#### Your goal:
For the data below, work out how many lines include the string "queue" and report only the number.

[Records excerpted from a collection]

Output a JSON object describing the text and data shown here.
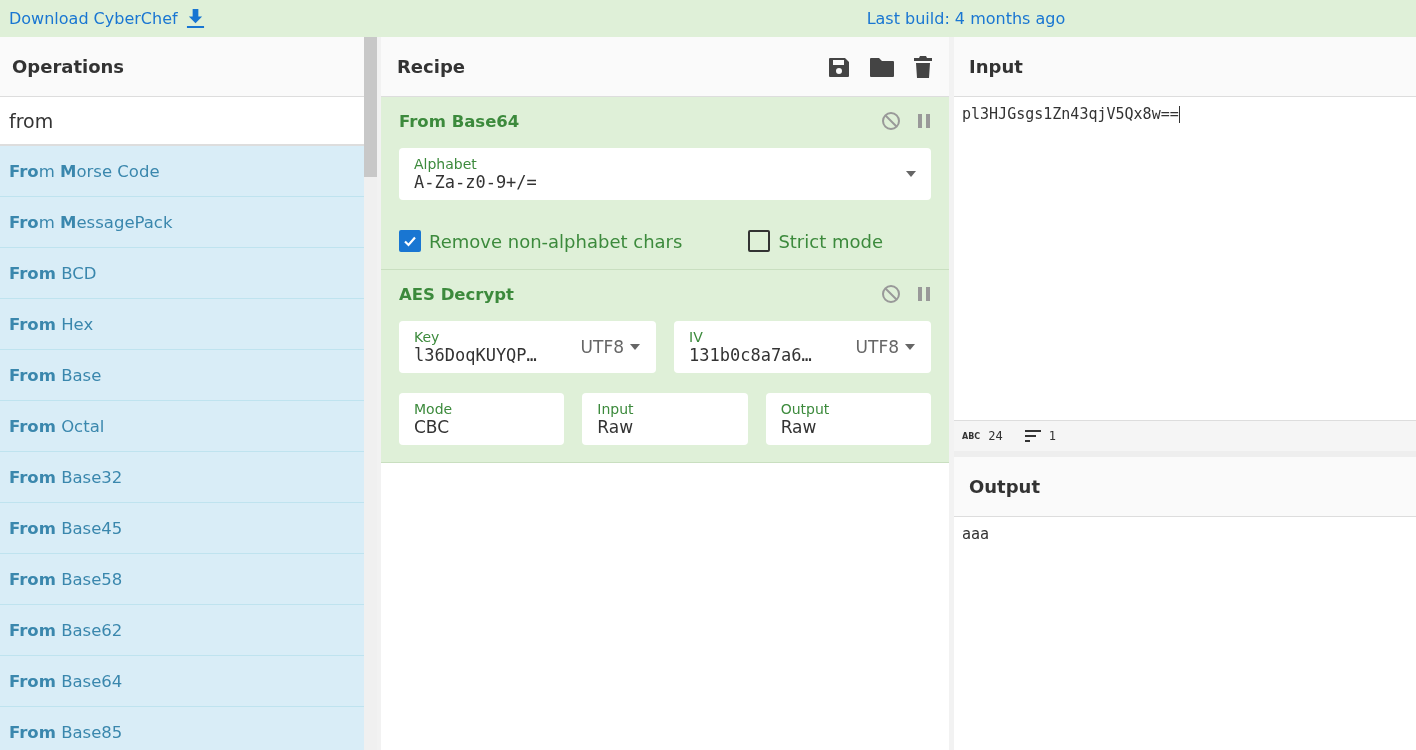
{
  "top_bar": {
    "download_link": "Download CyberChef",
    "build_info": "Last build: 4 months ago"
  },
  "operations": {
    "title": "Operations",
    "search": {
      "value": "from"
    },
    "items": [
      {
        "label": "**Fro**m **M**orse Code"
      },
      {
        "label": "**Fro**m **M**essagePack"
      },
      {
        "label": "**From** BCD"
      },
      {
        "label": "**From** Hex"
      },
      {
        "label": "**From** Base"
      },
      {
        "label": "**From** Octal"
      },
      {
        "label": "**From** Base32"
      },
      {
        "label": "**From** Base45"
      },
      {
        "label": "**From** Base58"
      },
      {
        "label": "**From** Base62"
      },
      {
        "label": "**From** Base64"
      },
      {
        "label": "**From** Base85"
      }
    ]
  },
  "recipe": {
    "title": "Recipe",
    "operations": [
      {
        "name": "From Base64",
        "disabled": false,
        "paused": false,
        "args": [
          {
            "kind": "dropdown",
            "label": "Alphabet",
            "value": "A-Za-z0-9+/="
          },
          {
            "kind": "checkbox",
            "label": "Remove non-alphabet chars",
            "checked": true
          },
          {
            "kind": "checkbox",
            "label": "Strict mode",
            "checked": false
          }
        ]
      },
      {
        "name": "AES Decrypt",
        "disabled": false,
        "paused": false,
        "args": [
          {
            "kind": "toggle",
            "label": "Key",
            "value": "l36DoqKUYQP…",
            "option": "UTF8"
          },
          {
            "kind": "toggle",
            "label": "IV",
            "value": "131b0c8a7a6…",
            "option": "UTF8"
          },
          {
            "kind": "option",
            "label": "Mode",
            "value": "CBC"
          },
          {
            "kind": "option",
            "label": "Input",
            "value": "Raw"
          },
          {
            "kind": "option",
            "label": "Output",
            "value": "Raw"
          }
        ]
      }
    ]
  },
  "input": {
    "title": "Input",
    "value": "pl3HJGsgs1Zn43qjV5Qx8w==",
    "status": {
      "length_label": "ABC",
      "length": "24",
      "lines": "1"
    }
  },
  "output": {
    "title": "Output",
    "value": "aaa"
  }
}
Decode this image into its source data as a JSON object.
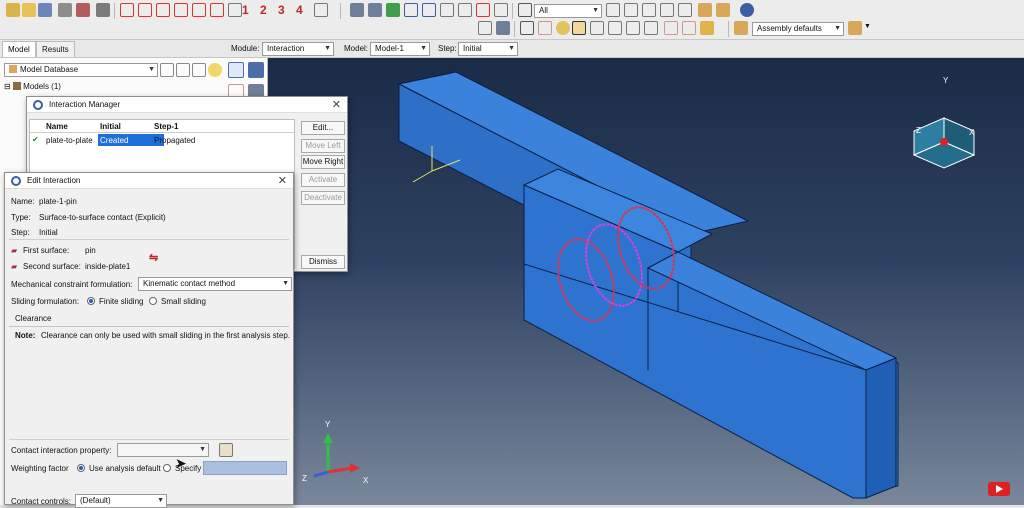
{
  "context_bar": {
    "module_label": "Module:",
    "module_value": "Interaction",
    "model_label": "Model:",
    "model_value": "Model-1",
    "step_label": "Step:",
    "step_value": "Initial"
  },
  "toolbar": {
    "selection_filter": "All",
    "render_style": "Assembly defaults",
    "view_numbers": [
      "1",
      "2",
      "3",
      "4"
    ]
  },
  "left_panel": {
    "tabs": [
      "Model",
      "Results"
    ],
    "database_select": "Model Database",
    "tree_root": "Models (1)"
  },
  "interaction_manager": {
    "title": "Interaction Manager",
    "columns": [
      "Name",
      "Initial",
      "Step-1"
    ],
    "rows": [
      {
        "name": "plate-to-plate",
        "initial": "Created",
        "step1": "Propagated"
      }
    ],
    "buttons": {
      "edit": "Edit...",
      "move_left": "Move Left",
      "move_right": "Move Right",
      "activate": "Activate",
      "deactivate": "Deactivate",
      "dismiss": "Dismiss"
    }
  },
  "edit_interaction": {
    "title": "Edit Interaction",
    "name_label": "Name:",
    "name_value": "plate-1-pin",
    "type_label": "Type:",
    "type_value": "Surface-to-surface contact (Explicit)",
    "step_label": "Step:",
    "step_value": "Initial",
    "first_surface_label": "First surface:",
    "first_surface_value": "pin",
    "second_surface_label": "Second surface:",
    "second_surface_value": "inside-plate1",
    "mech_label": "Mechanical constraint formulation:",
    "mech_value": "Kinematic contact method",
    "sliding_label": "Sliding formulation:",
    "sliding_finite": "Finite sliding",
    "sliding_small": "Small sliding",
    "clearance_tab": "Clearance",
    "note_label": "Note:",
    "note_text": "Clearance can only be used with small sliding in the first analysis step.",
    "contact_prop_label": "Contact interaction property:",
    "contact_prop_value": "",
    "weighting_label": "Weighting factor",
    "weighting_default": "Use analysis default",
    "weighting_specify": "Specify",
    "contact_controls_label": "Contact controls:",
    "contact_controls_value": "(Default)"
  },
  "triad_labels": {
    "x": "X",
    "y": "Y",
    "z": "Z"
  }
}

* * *

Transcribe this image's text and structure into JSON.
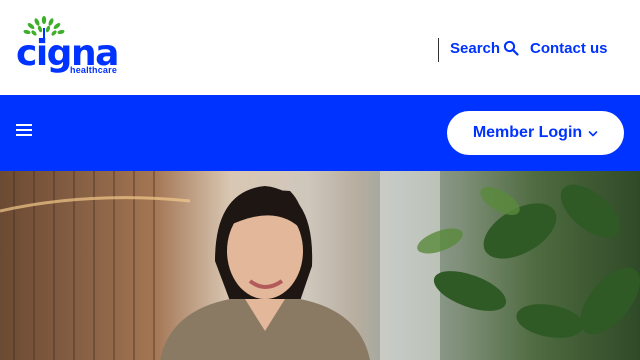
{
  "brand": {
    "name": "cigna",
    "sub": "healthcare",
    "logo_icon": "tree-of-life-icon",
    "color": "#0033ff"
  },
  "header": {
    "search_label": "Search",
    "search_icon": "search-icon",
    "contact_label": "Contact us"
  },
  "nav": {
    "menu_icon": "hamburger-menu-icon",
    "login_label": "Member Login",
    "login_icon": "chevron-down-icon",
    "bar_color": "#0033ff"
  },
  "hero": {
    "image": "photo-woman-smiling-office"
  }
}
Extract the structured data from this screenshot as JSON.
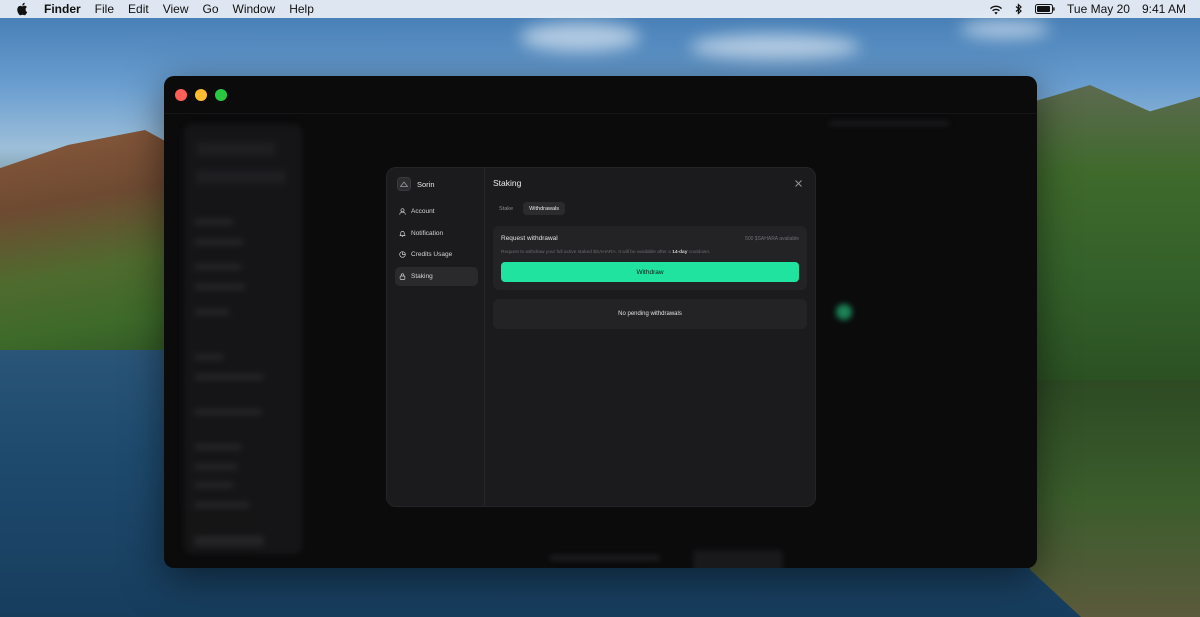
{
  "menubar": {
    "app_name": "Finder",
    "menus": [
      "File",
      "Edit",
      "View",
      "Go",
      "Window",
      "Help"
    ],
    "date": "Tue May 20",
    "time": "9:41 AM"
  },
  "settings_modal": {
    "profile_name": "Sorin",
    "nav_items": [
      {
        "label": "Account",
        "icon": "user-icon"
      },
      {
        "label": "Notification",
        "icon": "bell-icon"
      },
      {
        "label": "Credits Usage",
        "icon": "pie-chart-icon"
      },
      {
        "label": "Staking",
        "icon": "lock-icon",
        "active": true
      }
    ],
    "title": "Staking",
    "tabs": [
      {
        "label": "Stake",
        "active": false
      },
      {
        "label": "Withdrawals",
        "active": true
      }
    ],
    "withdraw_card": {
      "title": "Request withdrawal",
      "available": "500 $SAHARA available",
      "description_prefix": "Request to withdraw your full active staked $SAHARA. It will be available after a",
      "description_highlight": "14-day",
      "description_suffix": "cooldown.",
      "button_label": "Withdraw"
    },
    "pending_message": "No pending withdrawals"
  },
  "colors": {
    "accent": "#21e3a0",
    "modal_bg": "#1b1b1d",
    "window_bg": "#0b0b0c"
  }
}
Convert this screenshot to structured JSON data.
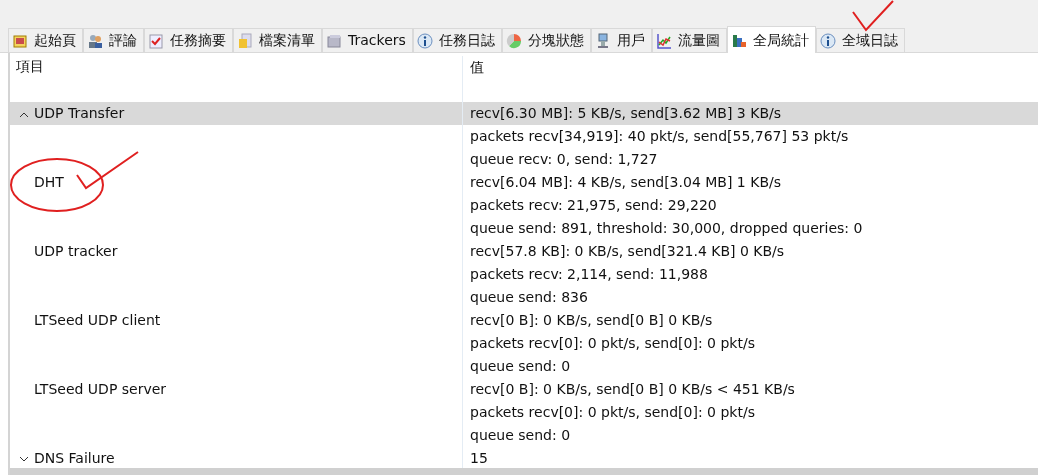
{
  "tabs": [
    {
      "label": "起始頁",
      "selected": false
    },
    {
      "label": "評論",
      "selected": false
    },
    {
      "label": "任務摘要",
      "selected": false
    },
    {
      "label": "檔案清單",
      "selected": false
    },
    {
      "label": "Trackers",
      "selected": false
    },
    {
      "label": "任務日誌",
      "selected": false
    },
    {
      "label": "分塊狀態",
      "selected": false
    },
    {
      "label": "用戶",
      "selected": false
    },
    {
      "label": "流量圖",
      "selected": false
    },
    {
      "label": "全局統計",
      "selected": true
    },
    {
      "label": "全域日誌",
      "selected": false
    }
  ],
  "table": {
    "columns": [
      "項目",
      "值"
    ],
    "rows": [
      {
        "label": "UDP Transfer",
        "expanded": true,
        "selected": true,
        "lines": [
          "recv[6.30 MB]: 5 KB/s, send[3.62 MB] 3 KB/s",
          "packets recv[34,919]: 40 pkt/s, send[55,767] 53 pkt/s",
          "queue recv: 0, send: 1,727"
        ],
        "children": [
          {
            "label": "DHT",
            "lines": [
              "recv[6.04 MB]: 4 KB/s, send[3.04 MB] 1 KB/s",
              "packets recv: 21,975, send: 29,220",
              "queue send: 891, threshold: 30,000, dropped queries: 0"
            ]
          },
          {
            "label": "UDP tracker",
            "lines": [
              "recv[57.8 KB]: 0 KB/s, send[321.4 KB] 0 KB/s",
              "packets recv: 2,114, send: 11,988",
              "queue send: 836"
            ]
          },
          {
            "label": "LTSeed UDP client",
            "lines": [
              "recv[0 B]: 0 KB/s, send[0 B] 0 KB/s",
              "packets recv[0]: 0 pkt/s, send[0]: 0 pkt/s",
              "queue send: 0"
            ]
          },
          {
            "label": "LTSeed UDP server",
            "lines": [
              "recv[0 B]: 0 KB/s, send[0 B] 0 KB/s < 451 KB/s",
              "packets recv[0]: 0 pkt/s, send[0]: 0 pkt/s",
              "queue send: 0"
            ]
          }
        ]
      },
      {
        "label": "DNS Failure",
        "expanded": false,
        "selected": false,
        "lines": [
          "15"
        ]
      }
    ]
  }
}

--

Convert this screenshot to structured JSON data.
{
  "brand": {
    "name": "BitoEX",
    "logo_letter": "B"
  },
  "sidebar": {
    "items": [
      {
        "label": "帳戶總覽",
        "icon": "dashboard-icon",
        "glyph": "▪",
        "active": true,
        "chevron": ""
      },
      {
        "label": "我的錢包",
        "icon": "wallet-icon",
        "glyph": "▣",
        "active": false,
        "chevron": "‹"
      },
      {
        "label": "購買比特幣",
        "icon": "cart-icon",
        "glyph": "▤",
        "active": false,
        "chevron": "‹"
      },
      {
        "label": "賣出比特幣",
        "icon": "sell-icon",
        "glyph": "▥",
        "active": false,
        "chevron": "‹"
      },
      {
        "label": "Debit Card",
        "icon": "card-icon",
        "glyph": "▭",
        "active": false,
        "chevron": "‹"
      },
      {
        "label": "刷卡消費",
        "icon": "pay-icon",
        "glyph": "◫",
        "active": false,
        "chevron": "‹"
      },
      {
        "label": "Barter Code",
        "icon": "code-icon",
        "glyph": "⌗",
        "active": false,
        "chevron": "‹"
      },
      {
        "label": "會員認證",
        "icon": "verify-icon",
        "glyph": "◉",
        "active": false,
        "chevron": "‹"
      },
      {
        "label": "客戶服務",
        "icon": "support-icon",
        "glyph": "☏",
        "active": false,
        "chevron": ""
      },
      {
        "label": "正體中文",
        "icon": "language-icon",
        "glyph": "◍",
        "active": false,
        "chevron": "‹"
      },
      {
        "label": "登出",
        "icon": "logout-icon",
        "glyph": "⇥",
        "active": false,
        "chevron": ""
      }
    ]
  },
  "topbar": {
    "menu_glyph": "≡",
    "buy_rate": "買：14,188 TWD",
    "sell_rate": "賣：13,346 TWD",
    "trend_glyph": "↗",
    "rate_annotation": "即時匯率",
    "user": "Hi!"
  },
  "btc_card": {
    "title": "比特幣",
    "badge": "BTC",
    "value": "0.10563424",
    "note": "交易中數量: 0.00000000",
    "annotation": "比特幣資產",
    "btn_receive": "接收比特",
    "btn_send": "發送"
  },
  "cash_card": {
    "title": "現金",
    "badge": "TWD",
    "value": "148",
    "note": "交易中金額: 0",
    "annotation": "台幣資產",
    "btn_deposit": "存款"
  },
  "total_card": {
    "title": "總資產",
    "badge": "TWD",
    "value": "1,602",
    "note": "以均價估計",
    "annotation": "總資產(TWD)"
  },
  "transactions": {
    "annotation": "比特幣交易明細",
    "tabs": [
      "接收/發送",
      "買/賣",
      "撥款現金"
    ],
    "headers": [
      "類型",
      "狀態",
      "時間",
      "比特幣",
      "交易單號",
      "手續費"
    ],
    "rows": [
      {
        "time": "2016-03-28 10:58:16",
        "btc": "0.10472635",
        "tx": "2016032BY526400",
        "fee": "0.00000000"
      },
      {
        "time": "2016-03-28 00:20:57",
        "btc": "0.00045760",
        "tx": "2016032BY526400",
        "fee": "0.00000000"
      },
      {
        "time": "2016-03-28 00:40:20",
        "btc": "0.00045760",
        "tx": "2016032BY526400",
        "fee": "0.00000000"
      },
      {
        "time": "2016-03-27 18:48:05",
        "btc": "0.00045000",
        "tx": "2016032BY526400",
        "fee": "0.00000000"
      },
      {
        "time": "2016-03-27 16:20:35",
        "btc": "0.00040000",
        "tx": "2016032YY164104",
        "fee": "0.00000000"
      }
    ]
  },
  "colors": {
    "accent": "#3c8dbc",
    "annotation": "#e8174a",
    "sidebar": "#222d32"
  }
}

#### Exercise answer:
5